With an unemployment rate of more than 13 percent and an average salary of $39,700 , financial institutions might be inclined to dismiss Gen Y, the demographic group also known as “Millennials.” They may be currently struggling, but Gen Y is still very optimistic about their financial future. Nearly 90% of those 18-34 believe they have enough money now or expect that they will in the future.You should be optimistic too.
According to Javelin Strategy and Research, in just two years, by 2015, Gen Y income will exceed that of Baby Boomers. By 2020, their income is projected to exceed that of both Baby Boomers and Gen X. That’s just seven years away.

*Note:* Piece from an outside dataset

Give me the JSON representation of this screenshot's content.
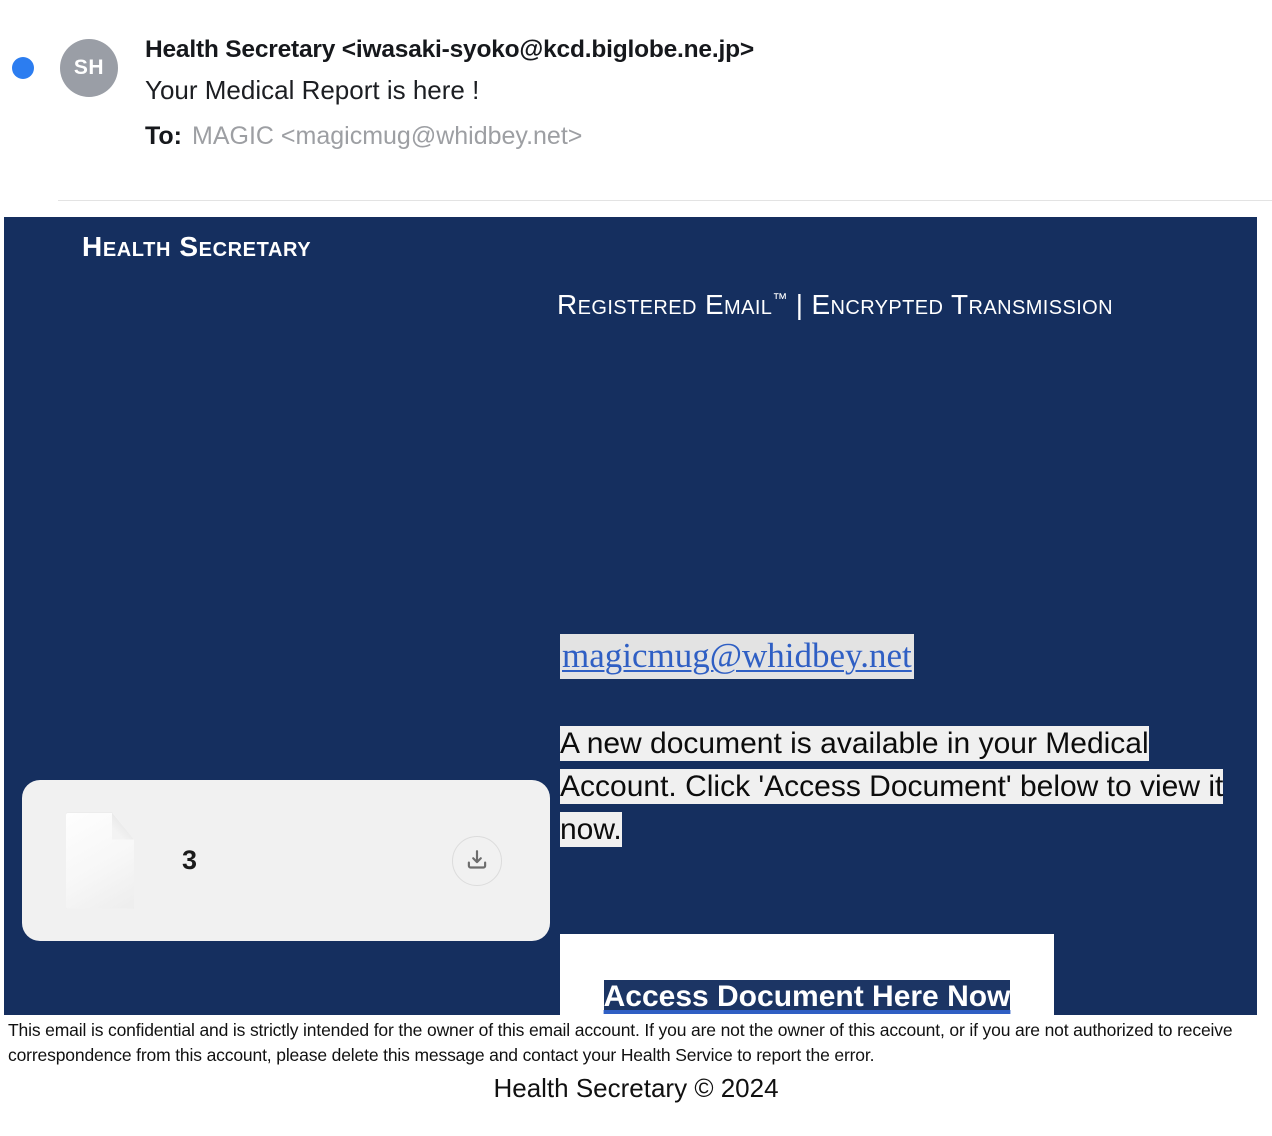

By 2025, Gen Y’s combined income is expected to account for 46% of the nation’s income. Gen Y consumer spending is expected to grow to $1.4 trillion annually and represent 30 percent of total retail sales by 2020. So, while Gen Y might not have assets or a lot of spending power today, they will. And unless you go after this crowd now and get them firmly entrenched, you’ll miss a huge opportunity